The executive told IntraFish carryover fish has been sold for less than NOK 60 ($5.97/€5.37) per kilogram, but farmers are trying to get higher prices for the next week. He adds that farmers are currently trying to sell at around NOK 65 ($6.47/€5.82) pounds per kilogram, roughly in-line with prices last Friday.
"I think they could go down a bit and that the price will end somewhere between NOK 55 ($5.47/€4.92) and NOK 65 ($6.47/€5.82), but there is a lot of uncertainty now," he said.
Another exporter said the price trend was completely unpredictable.
"It can hit hard both ways. If Norwegian processors have to cut production, the supply is reduced," he said.
"At the same time, the processing industry in Europe, and transport, can also do the same. It's very open now. In addition, you have a 'hoarding effect' that allows demand, at least in the short term, to go up."
The same exporter added that trading will have to be taken day-by-day.
"We're going to take it very easy," he said. "It seems that things are going bad in certain segments, but better for stores. We must at least have orders before we buy fish."
The depreciation of the Norwegian kroner has contributed positively, but remains overshadowed by the impact of the coronavirus outbreak, one farmer said.
Air freight is also difficult, and more expensive than usual.
This applies to both the US and Asia. In Asia, the market is picking up, but there are few planes, said one exporter.
While the EU-US passenger air routes are closed, he noted that with the UK still open, fish can move through that channel.
Processors in Denmark, meanwhile, are rumored to be taking extra shifts to accommodate demand from stores, one exporter reported.
He adds that the company has rejected several cancellations this week.

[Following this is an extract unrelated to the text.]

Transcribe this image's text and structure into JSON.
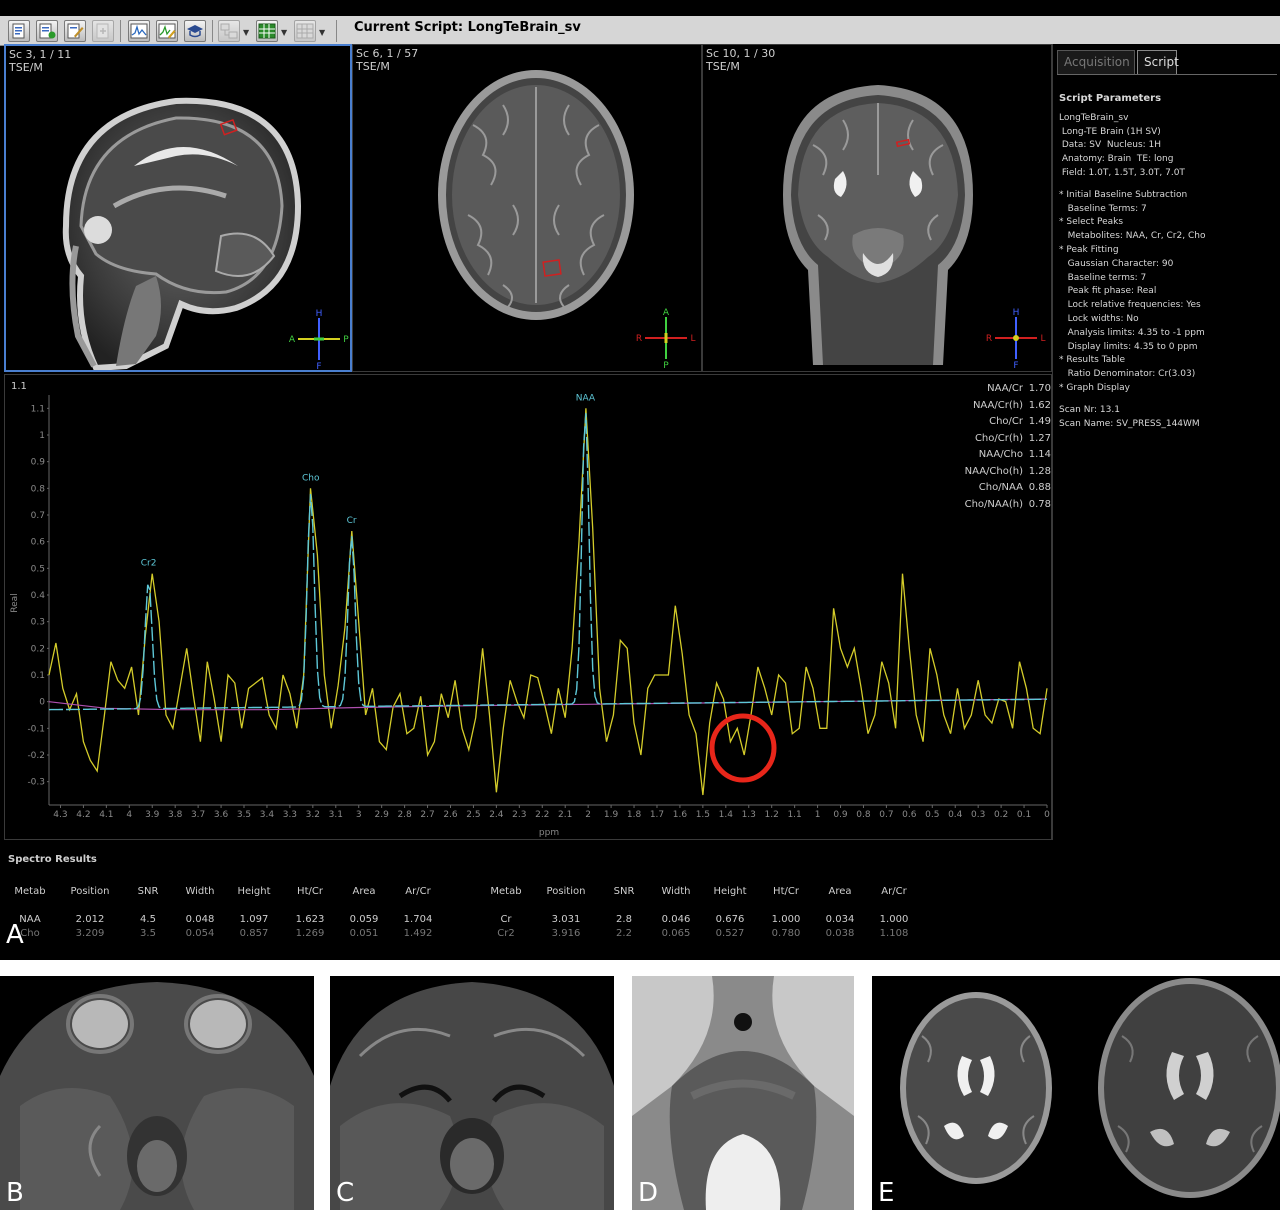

"We receive inquiries from customers in several countries who will withdraw orders," he said. "We have rejected several of those requests...what are we going to do with the fish now?"